● **WORK ITEM**
For each line of the listing that holds "this", show the full line.
++++ DATA SECTION
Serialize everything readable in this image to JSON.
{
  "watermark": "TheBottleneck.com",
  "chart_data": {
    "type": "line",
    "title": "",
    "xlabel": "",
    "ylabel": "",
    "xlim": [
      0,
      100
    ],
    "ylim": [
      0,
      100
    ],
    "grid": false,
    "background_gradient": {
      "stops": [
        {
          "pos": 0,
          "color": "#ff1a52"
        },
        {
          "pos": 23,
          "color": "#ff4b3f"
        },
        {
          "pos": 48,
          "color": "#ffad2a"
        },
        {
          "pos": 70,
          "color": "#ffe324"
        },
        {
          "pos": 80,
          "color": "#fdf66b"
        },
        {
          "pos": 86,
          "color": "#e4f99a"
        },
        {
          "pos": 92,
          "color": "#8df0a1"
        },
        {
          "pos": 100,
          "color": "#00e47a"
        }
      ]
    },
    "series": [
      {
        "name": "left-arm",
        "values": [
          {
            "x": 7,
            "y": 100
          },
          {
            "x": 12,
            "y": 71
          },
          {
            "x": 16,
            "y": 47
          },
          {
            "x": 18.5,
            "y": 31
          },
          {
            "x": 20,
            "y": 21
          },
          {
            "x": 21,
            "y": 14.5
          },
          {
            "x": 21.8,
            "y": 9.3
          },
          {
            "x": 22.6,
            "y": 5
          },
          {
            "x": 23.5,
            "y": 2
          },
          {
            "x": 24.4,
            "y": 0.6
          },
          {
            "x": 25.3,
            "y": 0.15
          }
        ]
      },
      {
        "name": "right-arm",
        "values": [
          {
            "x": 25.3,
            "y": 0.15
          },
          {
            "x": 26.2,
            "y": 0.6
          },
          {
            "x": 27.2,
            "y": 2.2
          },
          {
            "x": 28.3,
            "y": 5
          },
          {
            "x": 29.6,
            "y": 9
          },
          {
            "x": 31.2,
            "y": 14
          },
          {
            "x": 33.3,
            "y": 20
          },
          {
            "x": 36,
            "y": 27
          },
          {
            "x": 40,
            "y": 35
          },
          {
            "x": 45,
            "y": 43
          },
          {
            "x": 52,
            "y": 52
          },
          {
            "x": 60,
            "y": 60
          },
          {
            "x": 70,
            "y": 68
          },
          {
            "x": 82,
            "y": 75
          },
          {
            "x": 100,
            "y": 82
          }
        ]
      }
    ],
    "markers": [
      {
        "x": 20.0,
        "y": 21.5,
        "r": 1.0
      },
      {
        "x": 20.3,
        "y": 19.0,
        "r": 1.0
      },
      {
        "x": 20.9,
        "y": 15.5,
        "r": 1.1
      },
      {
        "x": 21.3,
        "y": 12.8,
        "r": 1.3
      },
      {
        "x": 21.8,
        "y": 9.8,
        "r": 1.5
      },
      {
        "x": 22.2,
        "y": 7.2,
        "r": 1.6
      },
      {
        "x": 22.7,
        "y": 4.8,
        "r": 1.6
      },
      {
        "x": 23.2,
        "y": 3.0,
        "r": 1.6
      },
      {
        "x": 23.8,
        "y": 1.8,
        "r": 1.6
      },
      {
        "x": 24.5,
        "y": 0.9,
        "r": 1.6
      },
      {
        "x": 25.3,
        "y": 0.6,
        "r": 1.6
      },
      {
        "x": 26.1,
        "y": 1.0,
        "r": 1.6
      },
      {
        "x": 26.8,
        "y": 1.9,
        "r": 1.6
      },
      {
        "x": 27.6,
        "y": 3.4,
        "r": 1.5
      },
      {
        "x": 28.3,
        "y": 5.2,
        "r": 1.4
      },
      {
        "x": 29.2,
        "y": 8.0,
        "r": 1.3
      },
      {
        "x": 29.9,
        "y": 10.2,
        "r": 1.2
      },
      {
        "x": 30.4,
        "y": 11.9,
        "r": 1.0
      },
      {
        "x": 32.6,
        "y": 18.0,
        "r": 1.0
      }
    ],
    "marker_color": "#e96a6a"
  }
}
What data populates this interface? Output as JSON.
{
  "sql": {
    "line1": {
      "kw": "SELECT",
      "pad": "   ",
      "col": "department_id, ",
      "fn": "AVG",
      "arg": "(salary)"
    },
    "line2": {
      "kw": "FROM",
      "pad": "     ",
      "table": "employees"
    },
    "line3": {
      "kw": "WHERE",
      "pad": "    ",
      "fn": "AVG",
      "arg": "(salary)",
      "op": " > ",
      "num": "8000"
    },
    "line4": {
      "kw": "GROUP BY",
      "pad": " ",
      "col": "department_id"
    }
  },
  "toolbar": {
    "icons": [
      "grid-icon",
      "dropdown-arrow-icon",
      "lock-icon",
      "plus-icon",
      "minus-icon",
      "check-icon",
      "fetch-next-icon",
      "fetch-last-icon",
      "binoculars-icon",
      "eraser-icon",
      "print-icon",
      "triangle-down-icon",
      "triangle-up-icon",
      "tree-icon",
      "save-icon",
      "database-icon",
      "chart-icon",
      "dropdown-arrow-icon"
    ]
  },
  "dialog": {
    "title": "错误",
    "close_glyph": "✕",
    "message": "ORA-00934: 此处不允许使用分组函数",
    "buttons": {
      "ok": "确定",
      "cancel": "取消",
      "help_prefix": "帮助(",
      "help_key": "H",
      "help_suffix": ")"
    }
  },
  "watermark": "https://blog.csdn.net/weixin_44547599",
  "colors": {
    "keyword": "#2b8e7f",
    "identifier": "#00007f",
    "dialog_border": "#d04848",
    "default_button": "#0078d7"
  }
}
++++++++
● **EXERCISE SOLUTION**
Serialize everything readable in this image to JSON.
What data populates this interface? Output as JSON.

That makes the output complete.